* [EXERCISE BRIEF]: The response should be a precise copy of every entry.

Records from a data source
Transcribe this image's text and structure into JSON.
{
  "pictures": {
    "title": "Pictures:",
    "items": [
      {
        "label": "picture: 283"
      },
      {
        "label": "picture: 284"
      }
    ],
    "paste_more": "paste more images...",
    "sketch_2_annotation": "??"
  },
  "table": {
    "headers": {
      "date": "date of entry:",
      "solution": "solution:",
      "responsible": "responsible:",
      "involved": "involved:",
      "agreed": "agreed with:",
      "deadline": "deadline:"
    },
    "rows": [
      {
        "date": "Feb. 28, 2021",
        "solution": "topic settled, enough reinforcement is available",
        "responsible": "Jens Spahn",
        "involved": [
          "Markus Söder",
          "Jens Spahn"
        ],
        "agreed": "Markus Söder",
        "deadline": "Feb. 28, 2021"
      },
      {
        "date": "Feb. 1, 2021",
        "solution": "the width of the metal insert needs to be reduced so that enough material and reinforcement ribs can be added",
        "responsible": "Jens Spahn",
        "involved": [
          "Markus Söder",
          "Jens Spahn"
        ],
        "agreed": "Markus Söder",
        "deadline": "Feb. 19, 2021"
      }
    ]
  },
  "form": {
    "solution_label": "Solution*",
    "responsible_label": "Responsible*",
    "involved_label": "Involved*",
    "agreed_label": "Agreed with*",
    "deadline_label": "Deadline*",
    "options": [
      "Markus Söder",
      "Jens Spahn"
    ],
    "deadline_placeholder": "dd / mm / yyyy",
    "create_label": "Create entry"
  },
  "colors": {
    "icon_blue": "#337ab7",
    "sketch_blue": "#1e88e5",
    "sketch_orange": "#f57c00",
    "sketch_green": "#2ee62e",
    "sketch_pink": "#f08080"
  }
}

* [TASK OUTPUT]:
Transcribe this image's text and structure into JSON.
{
  "pictures": {
    "title": "Pictures:",
    "items": [
      {
        "label": "picture: 283"
      },
      {
        "label": "picture: 284"
      }
    ],
    "paste_more": "paste more images...",
    "sketch_2_annotation": "??"
  },
  "table": {
    "headers": {
      "date": "date of entry:",
      "solution": "solution:",
      "responsible": "responsible:",
      "involved": "involved:",
      "agreed": "agreed with:",
      "deadline": "deadline:"
    },
    "rows": [
      {
        "date": "Feb. 28, 2021",
        "solution": "topic settled, enough reinforcement is available",
        "responsible": "Jens Spahn",
        "involved": [
          "Markus Söder",
          "Jens Spahn"
        ],
        "agreed": "Markus Söder",
        "deadline": "Feb. 28, 2021"
      },
      {
        "date": "Feb. 1, 2021",
        "solution": "the width of the metal insert needs to be reduced so that enough material and reinforcement ribs can be added",
        "responsible": "Jens Spahn",
        "involved": [
          "Markus Söder",
          "Jens Spahn"
        ],
        "agreed": "Markus Söder",
        "deadline": "Feb. 19, 2021"
      }
    ]
  },
  "form": {
    "solution_label": "Solution*",
    "responsible_label": "Responsible*",
    "involved_label": "Involved*",
    "agreed_label": "Agreed with*",
    "deadline_label": "Deadline*",
    "options": [
      "Markus Söder",
      "Jens Spahn"
    ],
    "deadline_placeholder": "dd / mm / yyyy",
    "create_label": "Create entry"
  },
  "colors": {
    "icon_blue": "#337ab7",
    "sketch_blue": "#1e88e5",
    "sketch_orange": "#f57c00",
    "sketch_green": "#2ee62e",
    "sketch_pink": "#f08080"
  }
}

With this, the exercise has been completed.